== Given data ==
*-*-*
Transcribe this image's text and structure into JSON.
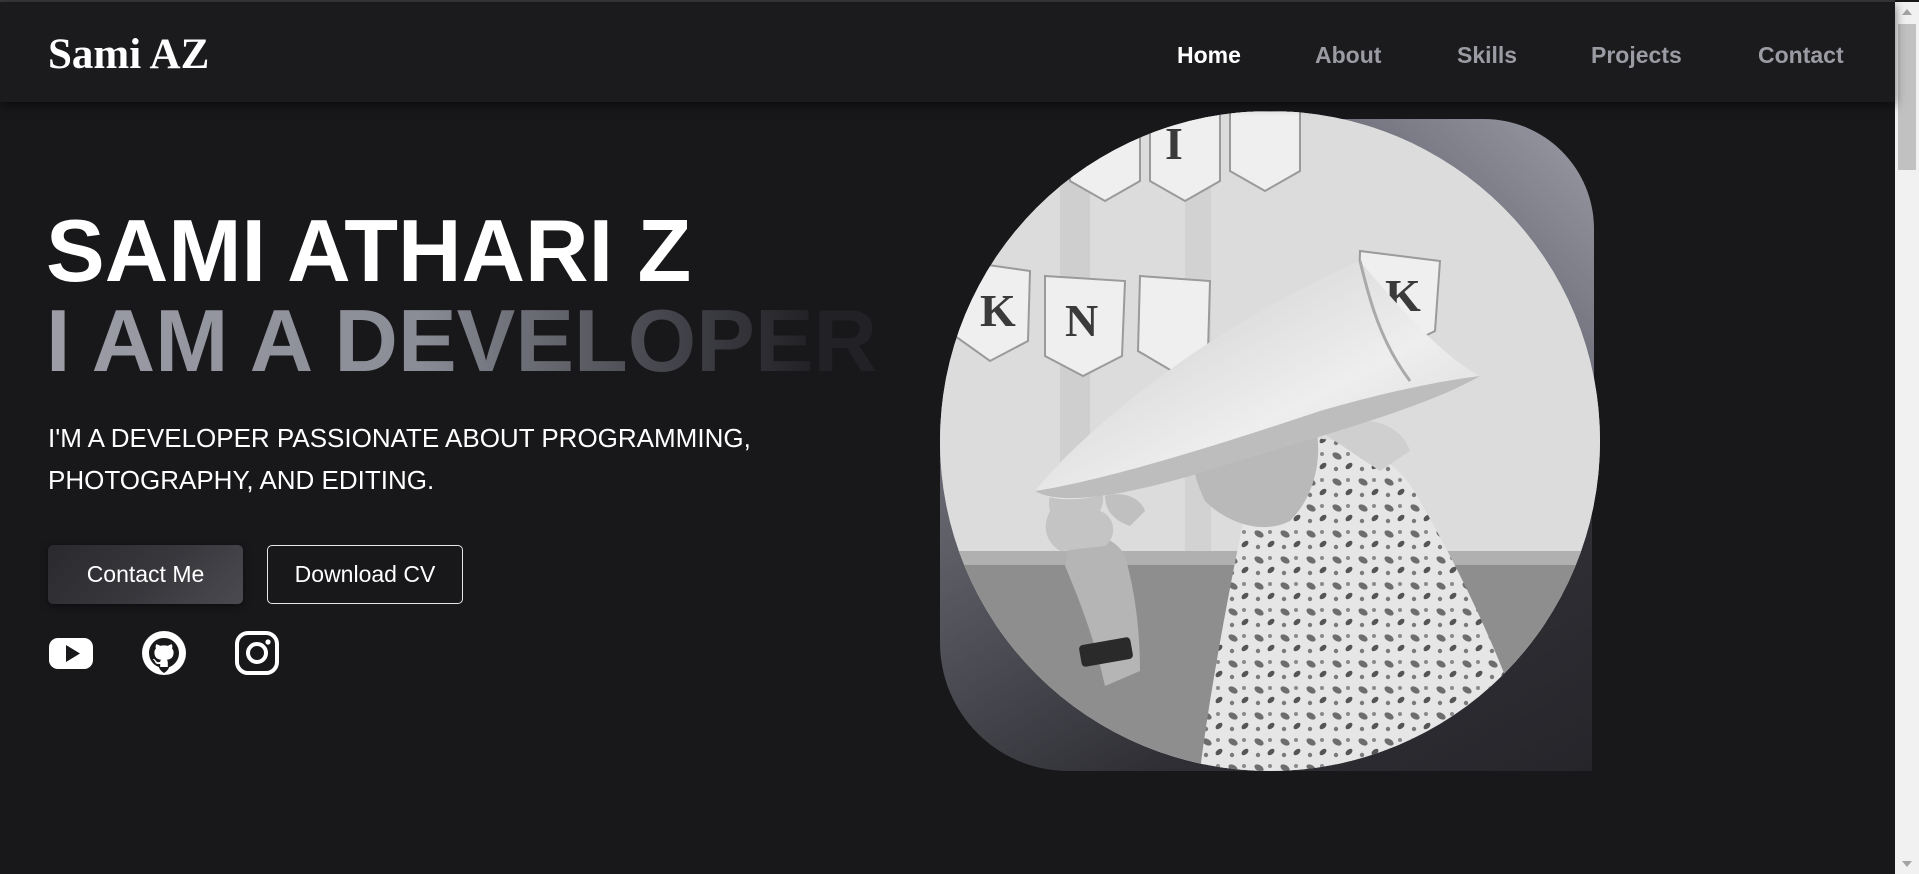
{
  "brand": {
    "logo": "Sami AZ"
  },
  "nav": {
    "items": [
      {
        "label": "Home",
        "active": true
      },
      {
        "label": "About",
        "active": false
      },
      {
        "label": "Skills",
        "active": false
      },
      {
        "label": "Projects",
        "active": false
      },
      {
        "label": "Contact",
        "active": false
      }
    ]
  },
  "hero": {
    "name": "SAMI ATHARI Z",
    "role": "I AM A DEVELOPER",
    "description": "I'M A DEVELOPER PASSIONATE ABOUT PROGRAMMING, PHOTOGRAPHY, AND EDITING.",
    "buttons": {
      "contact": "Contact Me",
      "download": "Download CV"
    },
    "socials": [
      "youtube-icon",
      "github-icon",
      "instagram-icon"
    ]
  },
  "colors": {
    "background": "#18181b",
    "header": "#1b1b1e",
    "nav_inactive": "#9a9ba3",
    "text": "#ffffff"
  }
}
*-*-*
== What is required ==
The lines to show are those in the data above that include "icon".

== Finished exercise ==
      "youtube-icon",
      "github-icon",
      "instagram-icon"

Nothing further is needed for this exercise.